- TO DO: Each line in the entries below that holds the word "name" belongs in the answer.

- Records contained in a dataset:
------------------------

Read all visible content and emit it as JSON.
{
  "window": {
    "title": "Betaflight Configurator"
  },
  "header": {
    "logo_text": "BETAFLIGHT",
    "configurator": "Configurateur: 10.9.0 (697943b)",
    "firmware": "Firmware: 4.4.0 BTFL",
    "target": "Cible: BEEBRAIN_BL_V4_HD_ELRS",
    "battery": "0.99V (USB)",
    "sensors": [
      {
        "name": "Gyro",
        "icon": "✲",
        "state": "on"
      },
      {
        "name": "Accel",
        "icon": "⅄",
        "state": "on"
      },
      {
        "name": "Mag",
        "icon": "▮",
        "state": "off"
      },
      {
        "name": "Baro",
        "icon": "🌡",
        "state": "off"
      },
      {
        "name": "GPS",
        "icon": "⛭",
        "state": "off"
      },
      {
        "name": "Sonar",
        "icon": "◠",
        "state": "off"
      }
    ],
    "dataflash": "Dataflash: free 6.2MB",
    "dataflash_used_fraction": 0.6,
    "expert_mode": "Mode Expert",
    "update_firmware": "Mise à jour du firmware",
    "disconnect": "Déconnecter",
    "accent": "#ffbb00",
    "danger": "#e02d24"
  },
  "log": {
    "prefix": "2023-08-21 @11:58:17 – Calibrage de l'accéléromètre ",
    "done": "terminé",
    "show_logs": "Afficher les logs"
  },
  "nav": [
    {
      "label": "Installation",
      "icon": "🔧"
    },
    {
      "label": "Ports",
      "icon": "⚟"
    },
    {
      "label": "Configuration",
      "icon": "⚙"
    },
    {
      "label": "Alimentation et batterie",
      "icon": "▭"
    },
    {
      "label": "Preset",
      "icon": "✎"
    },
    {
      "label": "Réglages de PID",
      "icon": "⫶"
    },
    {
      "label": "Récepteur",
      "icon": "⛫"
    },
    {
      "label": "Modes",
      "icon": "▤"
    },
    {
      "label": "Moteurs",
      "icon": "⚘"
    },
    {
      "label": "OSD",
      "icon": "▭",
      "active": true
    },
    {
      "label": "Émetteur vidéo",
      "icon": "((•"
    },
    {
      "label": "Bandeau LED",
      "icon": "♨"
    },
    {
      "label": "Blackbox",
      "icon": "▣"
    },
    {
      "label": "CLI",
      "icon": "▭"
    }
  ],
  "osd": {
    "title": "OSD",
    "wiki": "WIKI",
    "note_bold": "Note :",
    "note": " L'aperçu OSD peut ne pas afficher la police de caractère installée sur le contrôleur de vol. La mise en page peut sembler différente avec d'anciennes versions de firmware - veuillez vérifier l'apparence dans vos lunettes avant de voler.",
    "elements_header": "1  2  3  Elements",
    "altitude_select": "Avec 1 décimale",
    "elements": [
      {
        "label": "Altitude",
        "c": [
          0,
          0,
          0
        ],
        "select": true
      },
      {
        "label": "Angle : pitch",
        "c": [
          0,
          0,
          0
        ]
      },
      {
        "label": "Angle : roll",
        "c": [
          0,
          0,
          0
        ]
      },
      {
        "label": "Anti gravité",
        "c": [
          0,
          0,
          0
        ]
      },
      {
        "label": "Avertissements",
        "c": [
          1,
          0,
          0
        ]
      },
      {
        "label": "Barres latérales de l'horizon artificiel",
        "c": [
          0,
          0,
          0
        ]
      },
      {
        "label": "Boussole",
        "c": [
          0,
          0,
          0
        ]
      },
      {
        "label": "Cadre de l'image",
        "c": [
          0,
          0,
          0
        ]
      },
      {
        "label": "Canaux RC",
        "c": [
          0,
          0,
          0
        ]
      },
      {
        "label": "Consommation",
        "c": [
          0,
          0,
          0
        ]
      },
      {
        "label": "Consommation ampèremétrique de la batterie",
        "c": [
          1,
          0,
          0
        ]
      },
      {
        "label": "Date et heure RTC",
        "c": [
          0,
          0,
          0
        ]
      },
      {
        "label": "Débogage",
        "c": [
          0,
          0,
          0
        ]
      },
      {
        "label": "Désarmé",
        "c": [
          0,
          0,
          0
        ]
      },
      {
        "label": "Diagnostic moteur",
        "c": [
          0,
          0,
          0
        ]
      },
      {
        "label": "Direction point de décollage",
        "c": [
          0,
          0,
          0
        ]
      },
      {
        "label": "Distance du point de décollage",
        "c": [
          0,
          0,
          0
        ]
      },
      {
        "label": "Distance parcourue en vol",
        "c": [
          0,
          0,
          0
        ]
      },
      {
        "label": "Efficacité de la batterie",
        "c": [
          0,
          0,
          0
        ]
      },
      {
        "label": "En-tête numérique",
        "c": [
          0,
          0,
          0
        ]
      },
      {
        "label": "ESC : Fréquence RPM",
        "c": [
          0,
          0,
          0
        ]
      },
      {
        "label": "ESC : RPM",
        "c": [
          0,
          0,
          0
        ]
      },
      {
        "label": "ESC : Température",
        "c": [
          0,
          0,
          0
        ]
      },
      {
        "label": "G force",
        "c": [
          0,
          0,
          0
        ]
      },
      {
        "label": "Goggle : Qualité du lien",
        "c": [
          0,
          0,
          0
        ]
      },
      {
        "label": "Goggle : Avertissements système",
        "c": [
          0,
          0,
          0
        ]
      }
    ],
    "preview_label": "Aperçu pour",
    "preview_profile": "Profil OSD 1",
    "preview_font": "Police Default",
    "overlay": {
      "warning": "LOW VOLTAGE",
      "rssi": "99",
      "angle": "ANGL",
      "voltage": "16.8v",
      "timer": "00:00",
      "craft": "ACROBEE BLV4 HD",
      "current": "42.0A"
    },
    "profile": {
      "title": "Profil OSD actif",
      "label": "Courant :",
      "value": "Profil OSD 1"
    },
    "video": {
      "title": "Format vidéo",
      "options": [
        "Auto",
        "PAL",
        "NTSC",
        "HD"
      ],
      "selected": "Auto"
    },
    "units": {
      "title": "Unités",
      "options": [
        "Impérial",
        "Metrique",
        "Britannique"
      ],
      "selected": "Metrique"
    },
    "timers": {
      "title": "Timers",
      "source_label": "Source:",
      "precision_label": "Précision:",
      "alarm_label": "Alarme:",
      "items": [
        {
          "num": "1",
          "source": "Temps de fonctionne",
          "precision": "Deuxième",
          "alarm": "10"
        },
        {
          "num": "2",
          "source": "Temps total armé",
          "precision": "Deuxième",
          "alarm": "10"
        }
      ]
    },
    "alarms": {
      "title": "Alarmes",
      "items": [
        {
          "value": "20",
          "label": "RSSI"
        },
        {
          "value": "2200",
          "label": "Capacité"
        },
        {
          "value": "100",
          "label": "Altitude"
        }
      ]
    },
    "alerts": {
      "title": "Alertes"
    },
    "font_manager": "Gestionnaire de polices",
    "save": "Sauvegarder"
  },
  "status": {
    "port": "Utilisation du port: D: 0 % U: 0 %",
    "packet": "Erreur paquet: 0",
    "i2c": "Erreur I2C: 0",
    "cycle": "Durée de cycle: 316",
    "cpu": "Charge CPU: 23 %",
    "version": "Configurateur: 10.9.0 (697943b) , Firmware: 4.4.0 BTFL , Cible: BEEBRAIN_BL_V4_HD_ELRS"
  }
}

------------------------

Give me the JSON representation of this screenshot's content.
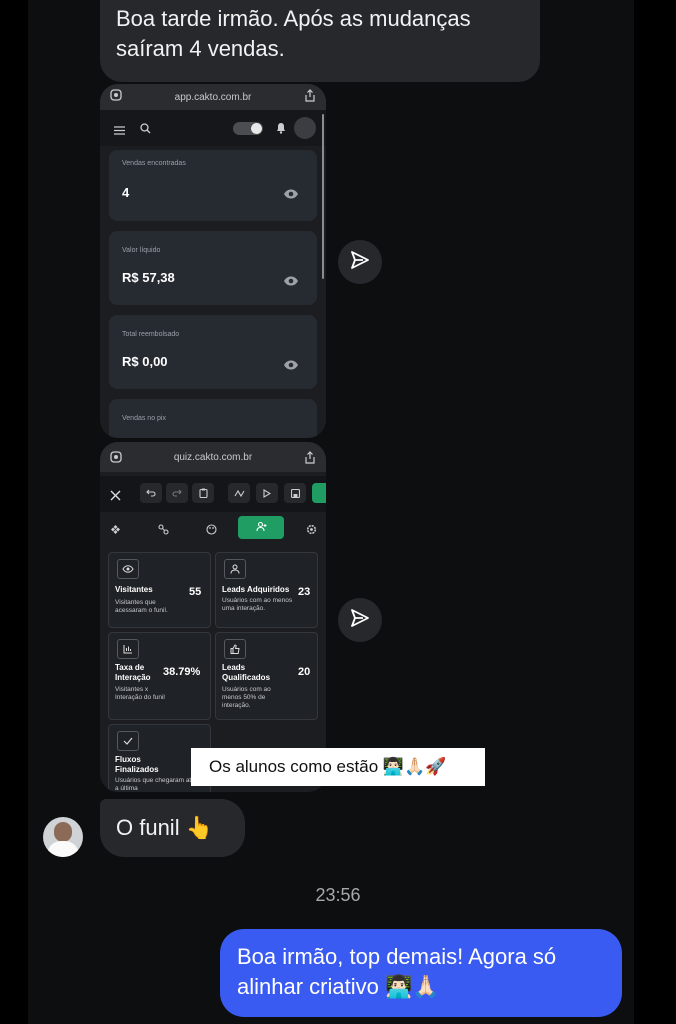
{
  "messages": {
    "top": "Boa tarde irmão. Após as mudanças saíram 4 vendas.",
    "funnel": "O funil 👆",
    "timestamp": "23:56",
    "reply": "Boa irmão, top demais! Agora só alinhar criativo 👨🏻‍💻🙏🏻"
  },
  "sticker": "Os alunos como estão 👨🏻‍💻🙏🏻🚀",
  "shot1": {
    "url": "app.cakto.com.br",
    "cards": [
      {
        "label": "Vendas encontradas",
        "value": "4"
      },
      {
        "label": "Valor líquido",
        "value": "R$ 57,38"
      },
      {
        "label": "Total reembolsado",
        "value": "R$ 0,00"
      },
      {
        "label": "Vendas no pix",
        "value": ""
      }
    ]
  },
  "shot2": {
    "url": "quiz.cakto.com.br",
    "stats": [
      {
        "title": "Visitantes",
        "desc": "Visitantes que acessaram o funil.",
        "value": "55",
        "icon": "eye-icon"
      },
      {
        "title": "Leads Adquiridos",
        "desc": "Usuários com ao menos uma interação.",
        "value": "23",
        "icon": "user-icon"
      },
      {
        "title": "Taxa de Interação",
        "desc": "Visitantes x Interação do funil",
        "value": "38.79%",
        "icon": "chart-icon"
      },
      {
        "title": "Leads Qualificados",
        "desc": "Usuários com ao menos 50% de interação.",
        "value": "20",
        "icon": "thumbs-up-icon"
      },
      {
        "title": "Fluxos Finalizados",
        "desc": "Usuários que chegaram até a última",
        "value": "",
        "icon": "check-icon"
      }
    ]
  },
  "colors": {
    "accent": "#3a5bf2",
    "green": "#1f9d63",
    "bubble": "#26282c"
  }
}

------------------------

- TASK RESULT:
        "name": "Gyro",
        "name": "Accel",
        "name": "Mag",
        "name": "Baro",
        "name": "GPS",
        "name": "Sonar",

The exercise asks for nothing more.